References Cited in the file of this patent UNITED STATES PATENTS 461,868 Fleming Oct. 27, 1891 963,394 Richardson July 5, 1910 1,550,900 Goodspeed Aug. 25, 1925 1,675,857 Liebowitz July 3, 1928 2,008,227 Reilly July 16, 1935 2,262,802 Hayden Nov. 18, 1941 2,276,140 Andren Mar. 10, 1942 2,359,083 Carlson Sept. 26, 1944 2,359,084 Carlson Sept. 26, 1944 2,382,292 Carlson Aug. 14, 1945 2,457,538 Dupre Dec. 28, 1948 2,551,299 Sowa May 1, 1951 2,554,813 Buchanan May 29, 1951 2,639,754 Macy May 26, 1953

Patent Citations
Cited PatentFiling datePublication dateApplicantTitle
US461868 *Jan 9, 1891Oct 27, 1891 Electric connection
US963394 *Jan 16, 1906Jul 5, 1910United Lace & Braid Mfg CoReciprocating die.
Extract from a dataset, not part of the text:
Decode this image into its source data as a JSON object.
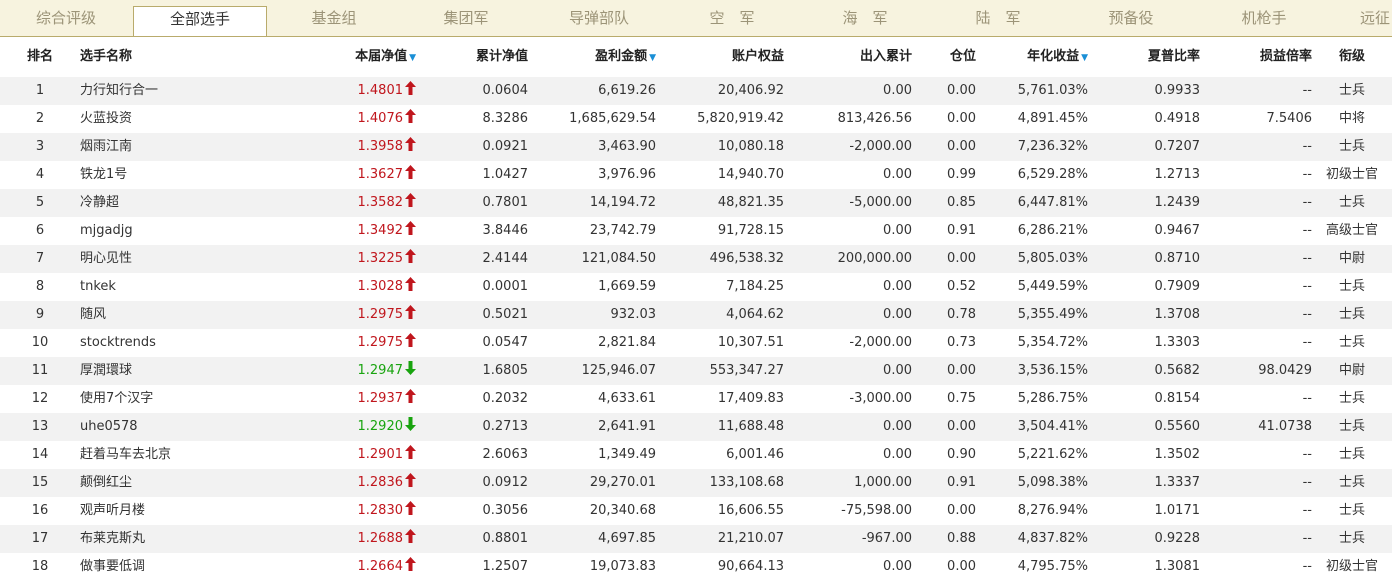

US1550900 *Apr 1, 1924Aug 25, 1925William W BlakelyReenforcement for eye of wire or the like
US1675857 *Nov 11, 1924Jul 3, 1928Benjamin LiebowitzWire connecter
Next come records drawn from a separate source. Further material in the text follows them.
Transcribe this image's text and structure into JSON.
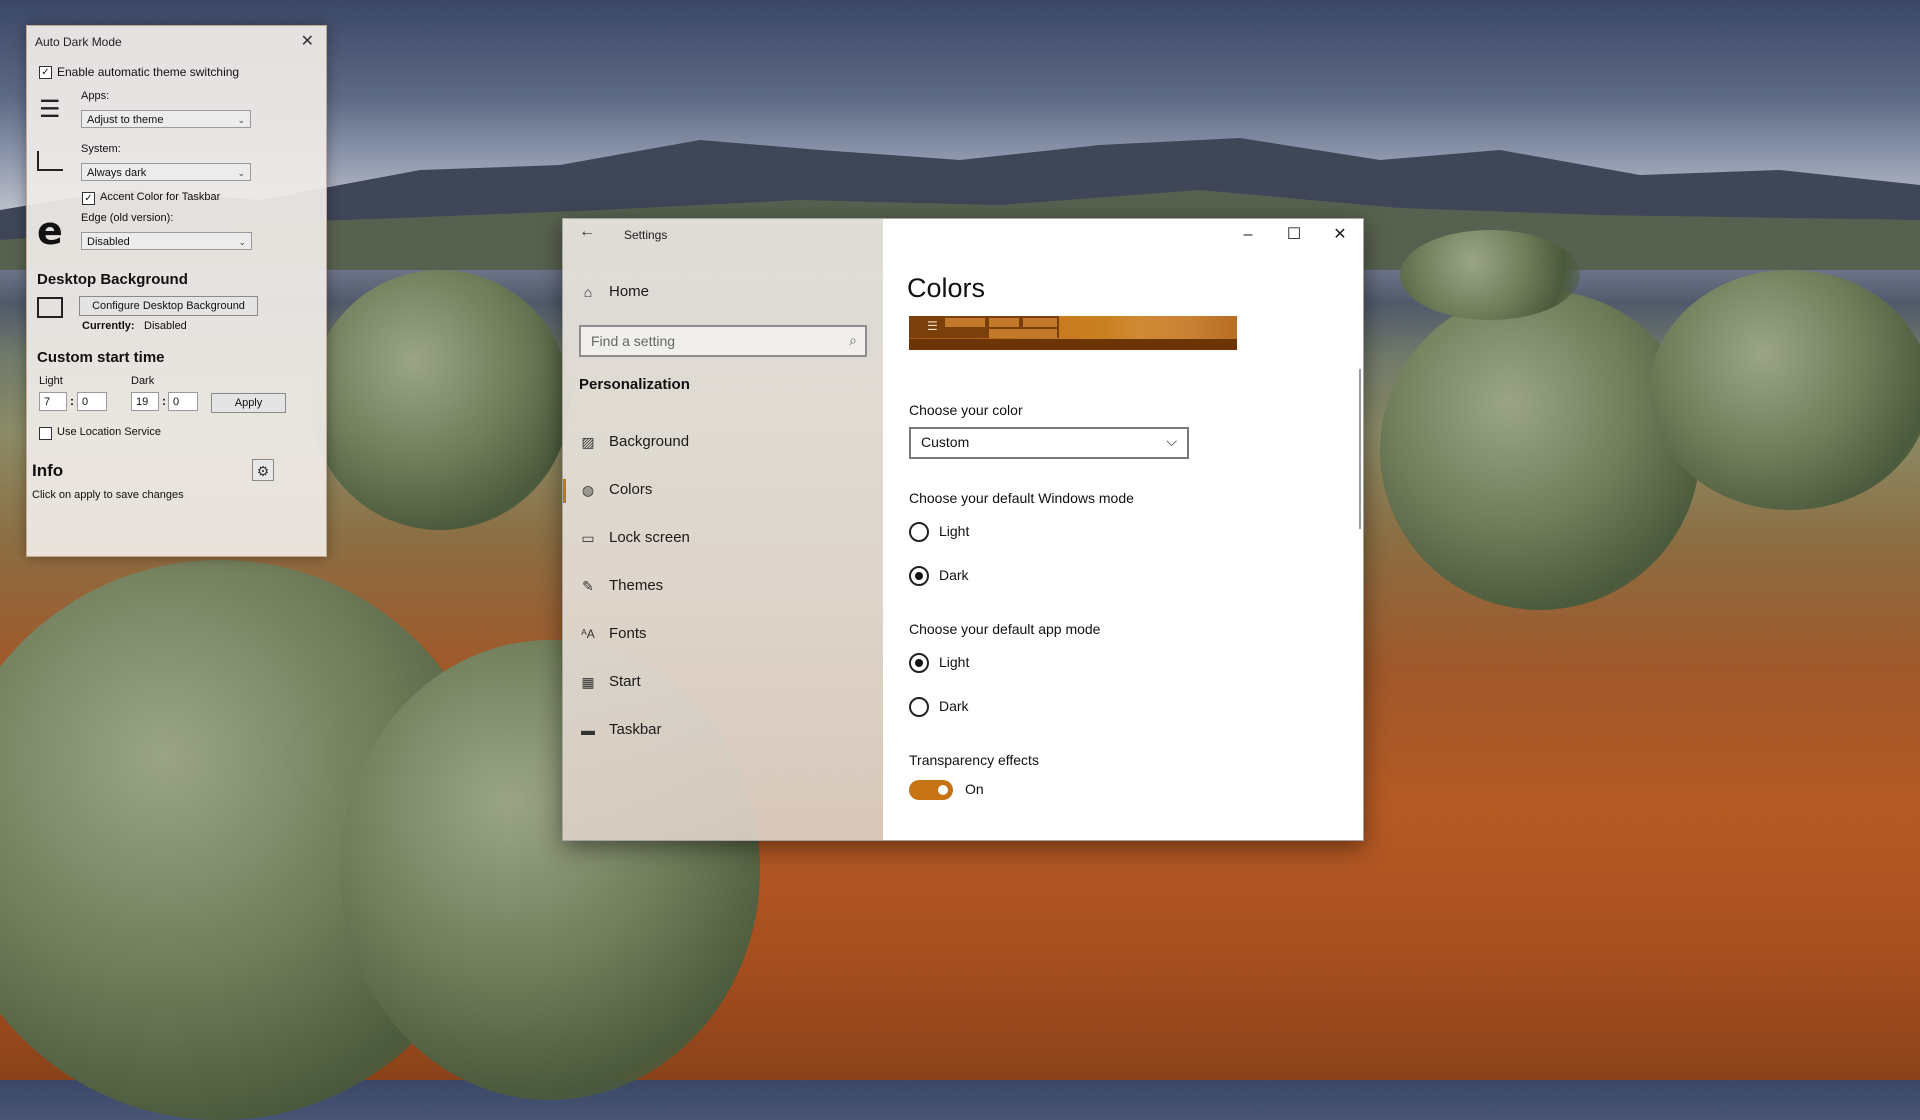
{
  "auto_dark_mode": {
    "title": "Auto Dark Mode",
    "enable_switching": {
      "label": "Enable automatic theme switching",
      "checked": true
    },
    "apps": {
      "label": "Apps:",
      "value": "Adjust to theme"
    },
    "system": {
      "label": "System:",
      "value": "Always dark"
    },
    "accent_taskbar": {
      "label": "Accent Color for Taskbar",
      "checked": true
    },
    "edge": {
      "label": "Edge (old version):",
      "value": "Disabled"
    },
    "desktop_background": {
      "heading": "Desktop Background",
      "configure_button": "Configure Desktop Background",
      "currently_label": "Currently:",
      "currently_value": "Disabled"
    },
    "custom_start": {
      "heading": "Custom start time",
      "light_label": "Light",
      "dark_label": "Dark",
      "light_hour": "7",
      "light_min": "0",
      "dark_hour": "19",
      "dark_min": "0",
      "separator": ":",
      "apply_button": "Apply"
    },
    "location": {
      "label": "Use Location Service",
      "checked": false
    },
    "info": {
      "heading": "Info",
      "text": "Click on apply to save changes"
    }
  },
  "settings": {
    "title": "Settings",
    "nav": {
      "home": "Home",
      "search_placeholder": "Find a setting",
      "section": "Personalization",
      "items": [
        {
          "label": "Background",
          "icon": "image-icon"
        },
        {
          "label": "Colors",
          "icon": "palette-icon",
          "selected": true
        },
        {
          "label": "Lock screen",
          "icon": "lock-screen-icon"
        },
        {
          "label": "Themes",
          "icon": "themes-icon"
        },
        {
          "label": "Fonts",
          "icon": "fonts-icon"
        },
        {
          "label": "Start",
          "icon": "start-icon"
        },
        {
          "label": "Taskbar",
          "icon": "taskbar-icon"
        }
      ]
    },
    "content": {
      "title": "Colors",
      "choose_color": {
        "label": "Choose your color",
        "value": "Custom"
      },
      "windows_mode": {
        "label": "Choose your default Windows mode",
        "options": [
          "Light",
          "Dark"
        ],
        "selected": "Dark"
      },
      "app_mode": {
        "label": "Choose your default app mode",
        "options": [
          "Light",
          "Dark"
        ],
        "selected": "Light"
      },
      "transparency": {
        "label": "Transparency effects",
        "state": "On"
      }
    },
    "accent_color": "#c67316"
  }
}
US2008227 *Aug 12, 1933Jul 16, 1935Ward Reilly FrankAttachement for wire strands
US2262802 *Aug 2, 1940Nov 18, 1941Hayden BoydMethod of forming end fittings on wires
US2276140 *Apr 18, 1940Mar 10, 1942Artos Engineering CoConductor terminal
US2359083 *Aug 17, 1942Sep 26, 1944Aircraft Marine Prod IncTool for making electrical connectors
US2359084 *Jun 11, 1943Sep 26, 1944Aircraft Marine Prod IncCrimping die for electrical connectors
US2382292 *Jun 29, 1943Aug 14, 1945Aircraft Marine Prod IncTool for making electrical connections
US2457538 *Nov 11, 1944Dec 28, 1948Burndy Engineering Co IncCrimping tool
US2551299 *Oct 6, 1943May 1, 1951Aircraft Marine Prod IncElectrical connector and method of making the same
US2554813 *Oct 20, 1944May 29, 1951Aircraft Marine Prod IncSwaged electrical connection
US2639754 *Mar 3, 1945May 26, 1953Aircraft Marine Prod IncTool for crimping ferrules
Referenced by
Citing PatentFiling datePublication dateApplicantTitle
US3744122 *Mar 11, 1971Jul 10, 1973Universal Refrigeration IncMethod of forming staked seal for tubular parts
US6038765 *Jul 16, 1998Mar 21, 2000Auto Kabel Managementgesellschaft MbhProcess and device for connecting a cord made of filaments to a drilled hole or sheath
US7480973 *Mar 1, 2004Jan 27, 2009Boston Scientific Scimed, Inc.Automated marker band nest placement crimper
US8408038May 25, 2007Apr 2, 2013Thomas M. YoungShutter-type crimper
US8869584Apr 9, 2008Oct 28, 2014Panduit Corp.Progressive crimping method
US20050192498 *Mar 1, 2004Sep 1, 2005Scimed Life Systems, Inc.Automated marker band nest placement crimper
US20070271990 *May 26, 2006Nov 29, 2007Young Thomas MShutter-Type Crimper
US20090255319 *Apr 9, 2008Oct 15, 2009Panduit CorpProgressive Crimping Method
US20090308129 *May 25, 2007Dec 17, 2009Young Thomas MShutter-type crimper
EP2109196A2 *Mar 24, 2009Oct 14, 2009Panduit Corp.Progressive crimping method
Classifications
U.S. Classification29/862, 29/517
International ClassificationH01R43/042, H01R43/058, H01R43/04
Cooperative ClassificationH01R43/058, H01R43/042
European ClassificationH01R43/058, H01R43/042